Centred on a contextually apt if overly facile preoccupation with the corporeal, the show’s star-studded ranks include Mapplethorpe’s heroic, photographic rendering of the male body as structural form, Leigh Bowery-esque bondage gear from fashion’s enfant terrible, Gareth Pugh, and painter Anj Smith’s darkly surreal portrait, R.F. This is a show about fetishisation, about the overwhelming objectness of the body and its perverse, almost excessive presence.
More perverse is that for all the show’s purported emphasis on the live and the performative, it essentially amounts to a glossy archive of performance documentation. The document, it can be said, fetishizes, functioning according a similar over-valorisation of one object in an attempt to displace, disguise or disavow the absence of another. To be sure, there are some beautiful and provocative images in this show, but too many - such as those showing the bloodied “catwalk” in Franco B’s "I Miss You" performance - feel castrated, impotent, severed of their visceral, proximate impact.
Likewise, the show flies unabashedly in the face of a certain critical logic that continues to privilege live performance as defiant resistance of the market economy so fundamental to contemporary art. In this schema performance as current (physical/durational/live) is irrecuperable as currency (cannot be sold/traded/reproduced). Bold and brazen, "In Your Face" refutes such assertions. It is, after all, a show in a shop.
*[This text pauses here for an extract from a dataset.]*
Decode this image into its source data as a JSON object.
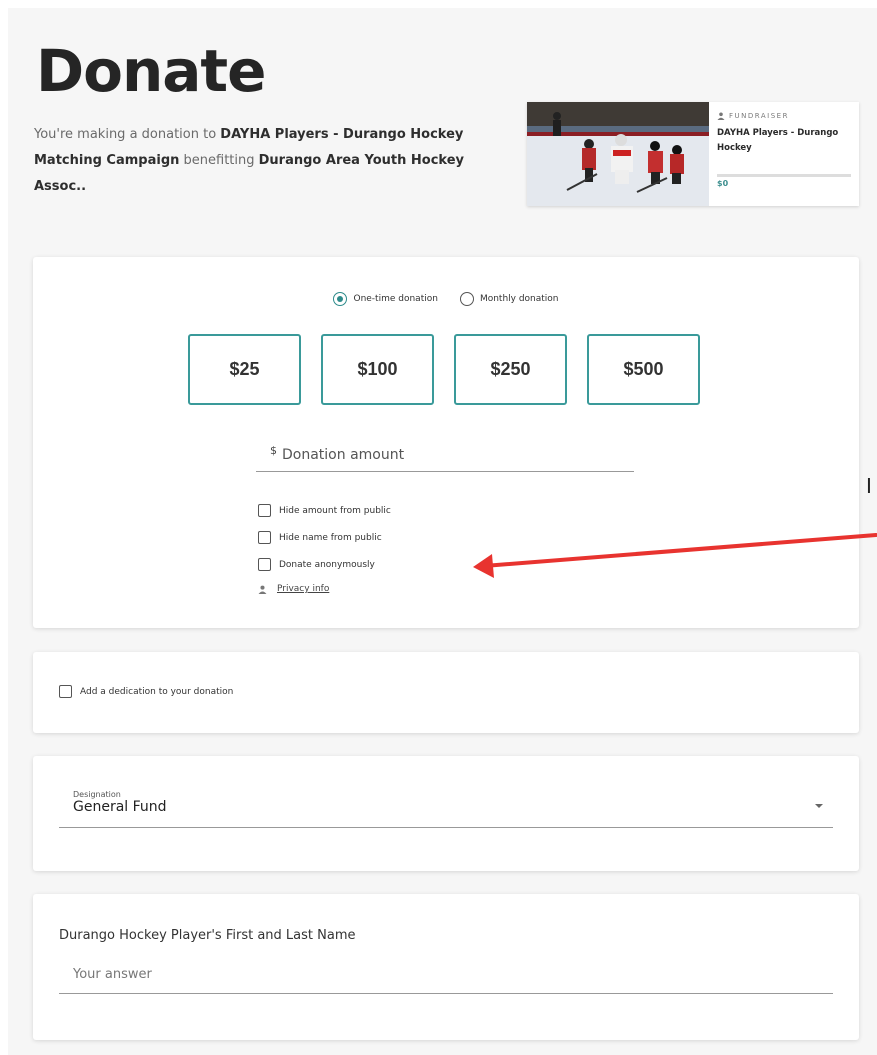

A fact whose banality becomes paradoxically definitive.
In your Face
until the 4th of February
1 - 9 Bruton Place
Opening Hours: Monday to Friday, 11:00 - 18:00